[Stored data entries]

----

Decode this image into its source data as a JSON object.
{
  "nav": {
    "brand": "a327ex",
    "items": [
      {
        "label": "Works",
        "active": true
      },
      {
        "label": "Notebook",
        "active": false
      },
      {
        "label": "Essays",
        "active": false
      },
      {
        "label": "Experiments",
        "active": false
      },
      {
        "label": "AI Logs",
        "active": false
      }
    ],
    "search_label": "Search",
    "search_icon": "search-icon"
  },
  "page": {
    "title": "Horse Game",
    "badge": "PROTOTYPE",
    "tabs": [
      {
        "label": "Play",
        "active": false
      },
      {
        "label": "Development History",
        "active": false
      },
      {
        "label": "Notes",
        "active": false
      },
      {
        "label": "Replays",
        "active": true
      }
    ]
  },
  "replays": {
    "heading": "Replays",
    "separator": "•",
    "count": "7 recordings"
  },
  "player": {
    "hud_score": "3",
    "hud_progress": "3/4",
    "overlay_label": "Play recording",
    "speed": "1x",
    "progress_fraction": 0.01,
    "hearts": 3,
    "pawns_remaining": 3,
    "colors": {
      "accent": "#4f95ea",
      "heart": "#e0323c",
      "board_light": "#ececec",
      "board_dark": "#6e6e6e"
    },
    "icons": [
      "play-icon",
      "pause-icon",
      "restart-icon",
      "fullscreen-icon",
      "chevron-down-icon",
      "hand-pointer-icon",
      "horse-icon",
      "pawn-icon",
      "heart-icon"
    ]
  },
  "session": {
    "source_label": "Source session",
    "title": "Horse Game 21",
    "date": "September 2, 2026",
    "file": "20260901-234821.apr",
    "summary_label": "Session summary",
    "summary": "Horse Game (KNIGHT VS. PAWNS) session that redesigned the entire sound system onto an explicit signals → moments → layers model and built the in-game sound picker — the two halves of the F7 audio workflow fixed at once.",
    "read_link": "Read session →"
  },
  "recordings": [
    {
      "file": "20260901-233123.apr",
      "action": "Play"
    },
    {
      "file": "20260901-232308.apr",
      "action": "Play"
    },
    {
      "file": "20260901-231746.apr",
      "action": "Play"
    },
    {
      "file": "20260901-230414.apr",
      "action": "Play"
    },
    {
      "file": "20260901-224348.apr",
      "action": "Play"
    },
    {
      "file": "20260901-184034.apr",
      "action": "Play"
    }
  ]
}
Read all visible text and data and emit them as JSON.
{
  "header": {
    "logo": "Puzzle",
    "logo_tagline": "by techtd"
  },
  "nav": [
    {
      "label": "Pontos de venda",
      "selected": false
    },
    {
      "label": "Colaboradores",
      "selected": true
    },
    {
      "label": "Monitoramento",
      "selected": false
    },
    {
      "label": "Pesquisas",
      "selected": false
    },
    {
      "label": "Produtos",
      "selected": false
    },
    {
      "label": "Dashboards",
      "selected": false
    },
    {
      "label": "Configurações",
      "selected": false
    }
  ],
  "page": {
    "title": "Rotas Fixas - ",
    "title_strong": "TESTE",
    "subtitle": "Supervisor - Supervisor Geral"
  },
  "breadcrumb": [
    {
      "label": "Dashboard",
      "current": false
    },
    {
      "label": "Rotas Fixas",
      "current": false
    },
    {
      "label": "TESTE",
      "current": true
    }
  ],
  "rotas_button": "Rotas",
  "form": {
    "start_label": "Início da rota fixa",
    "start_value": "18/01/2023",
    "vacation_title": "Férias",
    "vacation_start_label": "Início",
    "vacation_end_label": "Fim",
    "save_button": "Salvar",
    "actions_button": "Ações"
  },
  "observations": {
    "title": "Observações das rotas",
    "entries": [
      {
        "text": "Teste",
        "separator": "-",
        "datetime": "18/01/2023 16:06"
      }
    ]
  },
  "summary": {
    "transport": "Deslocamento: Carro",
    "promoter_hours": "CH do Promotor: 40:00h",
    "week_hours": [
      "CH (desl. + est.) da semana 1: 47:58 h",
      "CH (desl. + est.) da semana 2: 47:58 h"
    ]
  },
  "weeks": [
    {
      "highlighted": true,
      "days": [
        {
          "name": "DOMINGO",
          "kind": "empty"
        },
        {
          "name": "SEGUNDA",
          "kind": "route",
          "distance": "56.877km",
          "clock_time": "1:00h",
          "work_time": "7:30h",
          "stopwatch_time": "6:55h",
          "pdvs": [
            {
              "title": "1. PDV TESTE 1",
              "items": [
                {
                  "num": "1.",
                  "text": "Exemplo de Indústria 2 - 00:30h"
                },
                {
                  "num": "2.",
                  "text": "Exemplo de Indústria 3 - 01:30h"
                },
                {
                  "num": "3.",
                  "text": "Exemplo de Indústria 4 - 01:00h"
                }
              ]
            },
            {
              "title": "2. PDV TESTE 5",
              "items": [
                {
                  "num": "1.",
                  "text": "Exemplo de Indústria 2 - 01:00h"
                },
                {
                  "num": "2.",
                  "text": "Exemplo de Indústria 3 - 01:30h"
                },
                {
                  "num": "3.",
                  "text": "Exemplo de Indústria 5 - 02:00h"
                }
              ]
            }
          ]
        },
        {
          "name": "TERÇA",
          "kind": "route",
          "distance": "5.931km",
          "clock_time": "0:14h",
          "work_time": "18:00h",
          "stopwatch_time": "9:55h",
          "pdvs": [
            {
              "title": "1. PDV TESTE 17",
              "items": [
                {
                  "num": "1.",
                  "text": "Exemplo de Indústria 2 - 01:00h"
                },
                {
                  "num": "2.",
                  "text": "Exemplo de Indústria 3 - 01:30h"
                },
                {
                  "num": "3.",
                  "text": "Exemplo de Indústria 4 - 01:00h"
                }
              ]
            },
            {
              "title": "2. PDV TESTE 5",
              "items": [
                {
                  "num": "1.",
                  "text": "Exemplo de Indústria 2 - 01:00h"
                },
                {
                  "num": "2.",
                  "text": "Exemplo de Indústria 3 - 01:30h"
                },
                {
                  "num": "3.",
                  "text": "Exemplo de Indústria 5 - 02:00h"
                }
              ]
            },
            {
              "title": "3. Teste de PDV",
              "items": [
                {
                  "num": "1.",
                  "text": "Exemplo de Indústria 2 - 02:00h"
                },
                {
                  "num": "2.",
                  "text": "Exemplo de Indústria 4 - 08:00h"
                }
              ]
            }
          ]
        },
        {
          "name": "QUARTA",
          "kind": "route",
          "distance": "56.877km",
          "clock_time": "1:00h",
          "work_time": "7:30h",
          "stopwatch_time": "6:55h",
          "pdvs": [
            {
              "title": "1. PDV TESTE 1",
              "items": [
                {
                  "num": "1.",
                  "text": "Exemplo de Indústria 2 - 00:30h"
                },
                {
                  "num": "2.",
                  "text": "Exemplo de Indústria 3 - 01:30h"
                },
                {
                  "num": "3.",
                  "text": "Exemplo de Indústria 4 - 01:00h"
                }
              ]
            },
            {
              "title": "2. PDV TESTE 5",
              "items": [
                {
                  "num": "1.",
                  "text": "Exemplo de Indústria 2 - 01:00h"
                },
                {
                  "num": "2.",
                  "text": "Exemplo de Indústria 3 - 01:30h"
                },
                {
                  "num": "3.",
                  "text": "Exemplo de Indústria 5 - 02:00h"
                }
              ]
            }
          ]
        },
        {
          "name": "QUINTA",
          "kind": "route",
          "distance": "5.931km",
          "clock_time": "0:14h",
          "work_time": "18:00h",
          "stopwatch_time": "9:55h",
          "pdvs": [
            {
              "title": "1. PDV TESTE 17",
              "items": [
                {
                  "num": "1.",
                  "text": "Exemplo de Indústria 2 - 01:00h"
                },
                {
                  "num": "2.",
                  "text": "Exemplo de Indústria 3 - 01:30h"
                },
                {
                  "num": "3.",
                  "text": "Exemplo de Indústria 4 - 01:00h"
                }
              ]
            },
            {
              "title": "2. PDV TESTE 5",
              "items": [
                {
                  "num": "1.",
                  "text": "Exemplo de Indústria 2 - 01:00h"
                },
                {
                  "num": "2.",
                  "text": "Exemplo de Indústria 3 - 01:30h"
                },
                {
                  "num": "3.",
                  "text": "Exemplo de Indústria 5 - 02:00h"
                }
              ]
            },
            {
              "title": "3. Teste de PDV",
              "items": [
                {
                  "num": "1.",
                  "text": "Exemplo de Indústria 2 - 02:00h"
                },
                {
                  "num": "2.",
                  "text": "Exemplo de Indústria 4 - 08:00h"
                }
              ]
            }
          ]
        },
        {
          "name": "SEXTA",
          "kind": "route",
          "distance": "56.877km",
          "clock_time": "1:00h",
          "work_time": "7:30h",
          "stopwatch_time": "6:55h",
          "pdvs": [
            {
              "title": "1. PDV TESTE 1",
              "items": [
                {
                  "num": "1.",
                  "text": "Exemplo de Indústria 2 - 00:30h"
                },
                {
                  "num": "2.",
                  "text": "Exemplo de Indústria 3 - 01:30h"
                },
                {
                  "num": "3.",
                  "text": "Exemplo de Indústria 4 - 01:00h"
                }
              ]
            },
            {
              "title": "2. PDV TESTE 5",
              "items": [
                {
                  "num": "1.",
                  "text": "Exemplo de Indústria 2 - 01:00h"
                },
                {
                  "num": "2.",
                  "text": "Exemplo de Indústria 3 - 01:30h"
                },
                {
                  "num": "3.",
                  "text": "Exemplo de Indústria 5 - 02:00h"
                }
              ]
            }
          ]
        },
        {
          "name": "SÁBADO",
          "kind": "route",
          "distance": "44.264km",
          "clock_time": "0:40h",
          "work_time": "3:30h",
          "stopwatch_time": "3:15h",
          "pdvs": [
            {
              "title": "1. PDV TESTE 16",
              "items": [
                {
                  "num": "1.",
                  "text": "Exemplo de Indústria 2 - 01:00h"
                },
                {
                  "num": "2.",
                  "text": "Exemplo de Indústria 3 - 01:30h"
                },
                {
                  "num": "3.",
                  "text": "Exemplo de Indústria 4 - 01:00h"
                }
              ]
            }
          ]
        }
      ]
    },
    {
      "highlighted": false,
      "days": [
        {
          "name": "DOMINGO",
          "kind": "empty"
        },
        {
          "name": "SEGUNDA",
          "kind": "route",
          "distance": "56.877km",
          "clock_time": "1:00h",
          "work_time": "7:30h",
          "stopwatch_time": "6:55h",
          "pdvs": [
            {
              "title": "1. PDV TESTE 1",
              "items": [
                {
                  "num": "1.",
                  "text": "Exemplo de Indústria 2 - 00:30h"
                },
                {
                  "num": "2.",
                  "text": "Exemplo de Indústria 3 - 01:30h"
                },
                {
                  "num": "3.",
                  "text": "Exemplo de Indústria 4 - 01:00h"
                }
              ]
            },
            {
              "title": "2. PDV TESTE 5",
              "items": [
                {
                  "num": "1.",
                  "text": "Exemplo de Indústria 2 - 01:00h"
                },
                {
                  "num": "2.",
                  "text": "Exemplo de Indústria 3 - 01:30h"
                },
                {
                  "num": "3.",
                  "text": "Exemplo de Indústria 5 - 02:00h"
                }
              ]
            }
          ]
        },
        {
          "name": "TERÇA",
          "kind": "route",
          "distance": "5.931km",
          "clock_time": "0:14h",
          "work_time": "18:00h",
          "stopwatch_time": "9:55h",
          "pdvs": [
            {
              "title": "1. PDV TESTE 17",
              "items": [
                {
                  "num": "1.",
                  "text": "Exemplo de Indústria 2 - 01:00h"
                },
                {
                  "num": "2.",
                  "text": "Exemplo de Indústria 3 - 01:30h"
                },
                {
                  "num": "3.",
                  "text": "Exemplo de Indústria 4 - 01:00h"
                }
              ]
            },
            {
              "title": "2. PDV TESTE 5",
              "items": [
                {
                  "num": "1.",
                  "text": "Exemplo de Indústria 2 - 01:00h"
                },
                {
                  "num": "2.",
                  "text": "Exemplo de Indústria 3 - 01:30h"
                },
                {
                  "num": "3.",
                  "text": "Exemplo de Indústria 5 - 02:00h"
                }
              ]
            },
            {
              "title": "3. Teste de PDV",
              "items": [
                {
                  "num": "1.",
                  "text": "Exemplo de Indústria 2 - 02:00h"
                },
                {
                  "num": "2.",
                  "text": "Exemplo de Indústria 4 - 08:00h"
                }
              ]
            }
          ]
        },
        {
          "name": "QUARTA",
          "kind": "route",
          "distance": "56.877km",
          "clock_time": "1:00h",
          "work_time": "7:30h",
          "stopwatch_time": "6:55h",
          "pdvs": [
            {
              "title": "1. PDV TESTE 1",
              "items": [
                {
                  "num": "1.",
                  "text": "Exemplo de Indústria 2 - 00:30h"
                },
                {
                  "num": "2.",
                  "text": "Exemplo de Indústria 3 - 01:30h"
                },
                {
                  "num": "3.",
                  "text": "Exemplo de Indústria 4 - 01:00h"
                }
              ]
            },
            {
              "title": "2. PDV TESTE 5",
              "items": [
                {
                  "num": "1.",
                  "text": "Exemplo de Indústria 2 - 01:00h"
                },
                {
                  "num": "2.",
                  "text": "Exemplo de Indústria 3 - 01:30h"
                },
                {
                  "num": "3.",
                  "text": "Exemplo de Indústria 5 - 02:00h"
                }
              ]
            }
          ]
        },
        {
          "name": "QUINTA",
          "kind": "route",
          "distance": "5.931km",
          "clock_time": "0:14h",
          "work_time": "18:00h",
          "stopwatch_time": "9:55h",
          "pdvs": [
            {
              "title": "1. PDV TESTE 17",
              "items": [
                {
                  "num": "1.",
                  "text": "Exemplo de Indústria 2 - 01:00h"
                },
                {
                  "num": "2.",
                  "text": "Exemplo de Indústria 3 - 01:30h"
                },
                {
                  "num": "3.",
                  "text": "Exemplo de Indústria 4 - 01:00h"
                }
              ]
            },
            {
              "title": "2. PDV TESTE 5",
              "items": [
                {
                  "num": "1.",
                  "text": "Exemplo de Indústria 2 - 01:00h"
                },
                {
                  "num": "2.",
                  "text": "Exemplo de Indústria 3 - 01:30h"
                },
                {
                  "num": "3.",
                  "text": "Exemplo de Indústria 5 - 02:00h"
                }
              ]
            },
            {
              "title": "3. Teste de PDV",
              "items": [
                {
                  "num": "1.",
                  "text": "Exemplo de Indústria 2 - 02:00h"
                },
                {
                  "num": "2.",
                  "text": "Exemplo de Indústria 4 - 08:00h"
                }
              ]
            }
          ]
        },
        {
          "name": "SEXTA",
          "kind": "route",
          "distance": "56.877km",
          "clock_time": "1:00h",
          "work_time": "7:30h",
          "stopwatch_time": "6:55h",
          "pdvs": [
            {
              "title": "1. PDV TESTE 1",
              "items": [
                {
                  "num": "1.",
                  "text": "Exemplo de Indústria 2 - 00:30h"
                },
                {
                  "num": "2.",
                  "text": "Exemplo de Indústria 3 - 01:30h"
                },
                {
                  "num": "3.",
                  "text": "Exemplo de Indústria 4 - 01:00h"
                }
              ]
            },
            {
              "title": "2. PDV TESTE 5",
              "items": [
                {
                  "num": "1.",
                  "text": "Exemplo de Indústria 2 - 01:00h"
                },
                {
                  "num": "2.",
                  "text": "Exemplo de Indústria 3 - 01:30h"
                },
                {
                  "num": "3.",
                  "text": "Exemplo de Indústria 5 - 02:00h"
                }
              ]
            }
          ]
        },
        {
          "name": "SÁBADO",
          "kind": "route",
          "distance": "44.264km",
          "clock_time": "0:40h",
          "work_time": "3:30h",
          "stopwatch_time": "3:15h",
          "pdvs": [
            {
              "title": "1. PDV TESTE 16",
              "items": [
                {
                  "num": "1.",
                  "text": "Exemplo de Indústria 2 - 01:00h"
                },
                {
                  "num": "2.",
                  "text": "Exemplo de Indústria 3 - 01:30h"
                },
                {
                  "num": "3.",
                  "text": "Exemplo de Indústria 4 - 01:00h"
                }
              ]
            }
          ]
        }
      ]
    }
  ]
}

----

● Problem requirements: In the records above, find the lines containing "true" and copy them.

● Written answer:
        "active": true
        "active": true
      "selected": true
      "current": true
      "highlighted": true,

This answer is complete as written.